You are a guaranteed winner of $5,000.00 every week for life if you return the winning entry number. I have been receiving notifications of that type since I turned 18 and I have always taken all the steps to submit my entry. It occurred to me the other day that this is a type of mind-control on the part of the sweepstakes company. With as many entries as I have submitted in the past 35 years, shouldn’t I have won something by now? Is this a ploy to get me to purchase something from the mailing? While it says no purchase is necessary, is there a difference in what pile my name goes into since I haven’t made a purchase? Would I have won if I were purchasing things like 100% Egyptian Cotton Bath Sheets, 3-Piece Magnifying Sets or Floral Fantasy Bangle Watches?
The temptation to pitch the envelope into the trash as a lost cause and waste of time has occurred on more than one occasion. There have been a few I didn’t return on time or did throw away, but then the mind questions the intelligence of that decision. What if that was the one mailing with the winning entry number? Did I just toss my opportunity to have a substantial weekly income into the trash?
I tried to reason the throwing of those envelopes away by commenting to my husband that had I not wasted all that money on postage I would probably be a lot wealthier now. He didn’t help. He pointed out that at the most I probably had spent maybe $100 in postage. When I started doing this in 1978 first class postage was only 0.15, now it is 0.49. Using today’s rate of 0.49 if I mailed in six entries per year for the past 35 years my total investment is only $102.90, and we know based on the variations in postage over the years that is a high estimate. Figuring this out simply gave legitimacy to my investment in time and postage. Is it worth losing the chance at millions if I fail to invest a few minutes of time and a postage stamp?
Realistically what are the chances I will have my doorbell ring and find a prize committee standing on my porch presenting me with a huge check? I would say next to none, and yet there I sat on Sunday morning painstakingly attaching entry labels to a form, searching the sales flyers of the mailing for the appropriate entry pieces and attaching little stickers to the combination code on the back of the entry-order form. Then after making sure everything was appropriately attached to the entry form placing it into the “official reply envelope” so that my official entry number shows through the little window, attached a postage stamp and mailed in my entry.
Why do I continue to take the time to follow the steps and submit my entries? Because I have been warned that “Many winning number holders lose out on big sums of money for not entering as instructed.” and that “Failure to reply within specified time will result in loss of any prize monies that could be won from response to this notice.” The mailing contains a notice that the transfer of weekly prize checks will take place if I timely return my entry number and it is selected as the valid matching winning number.

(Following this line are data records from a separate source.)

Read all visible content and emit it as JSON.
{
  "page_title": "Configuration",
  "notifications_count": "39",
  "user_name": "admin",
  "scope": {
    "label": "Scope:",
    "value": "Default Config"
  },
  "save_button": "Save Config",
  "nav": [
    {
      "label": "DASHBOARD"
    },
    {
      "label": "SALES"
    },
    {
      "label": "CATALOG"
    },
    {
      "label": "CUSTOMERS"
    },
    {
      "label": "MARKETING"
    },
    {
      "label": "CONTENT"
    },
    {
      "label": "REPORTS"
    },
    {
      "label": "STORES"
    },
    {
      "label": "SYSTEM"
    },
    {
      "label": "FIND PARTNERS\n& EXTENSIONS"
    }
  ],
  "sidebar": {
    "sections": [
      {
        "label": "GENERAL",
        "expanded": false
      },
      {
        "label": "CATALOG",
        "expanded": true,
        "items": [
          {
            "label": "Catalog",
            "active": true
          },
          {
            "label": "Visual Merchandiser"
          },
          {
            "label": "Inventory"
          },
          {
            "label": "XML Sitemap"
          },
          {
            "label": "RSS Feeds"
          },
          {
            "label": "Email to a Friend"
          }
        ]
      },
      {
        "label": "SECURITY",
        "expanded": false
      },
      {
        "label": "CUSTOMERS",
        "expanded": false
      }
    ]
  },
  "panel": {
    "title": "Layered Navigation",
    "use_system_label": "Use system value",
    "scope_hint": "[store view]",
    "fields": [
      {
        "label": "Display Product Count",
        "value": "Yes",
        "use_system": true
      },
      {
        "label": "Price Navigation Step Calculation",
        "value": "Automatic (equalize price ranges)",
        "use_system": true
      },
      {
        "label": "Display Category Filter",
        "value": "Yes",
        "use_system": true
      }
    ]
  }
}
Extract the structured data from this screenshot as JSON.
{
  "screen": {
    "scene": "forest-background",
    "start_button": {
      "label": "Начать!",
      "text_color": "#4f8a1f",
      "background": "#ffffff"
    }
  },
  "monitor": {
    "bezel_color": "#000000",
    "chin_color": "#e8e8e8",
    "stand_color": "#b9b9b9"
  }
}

The power of persuasion has locked me into this mind game. After 35 years I cannot escape its power. Who wouldn’t like to win huge amounts of money so they can spend, travel, share, and enjoy the rest of their life without giving it a thought? While some underlying desire to win pulls me in, I know I am not alone. It is a powerful mind game that has probably locked in thousands, more likely millions of others like me. How do I know I am not alone? Because if I was the only person submitting those sweepstakes entries I certainly would have won something by now.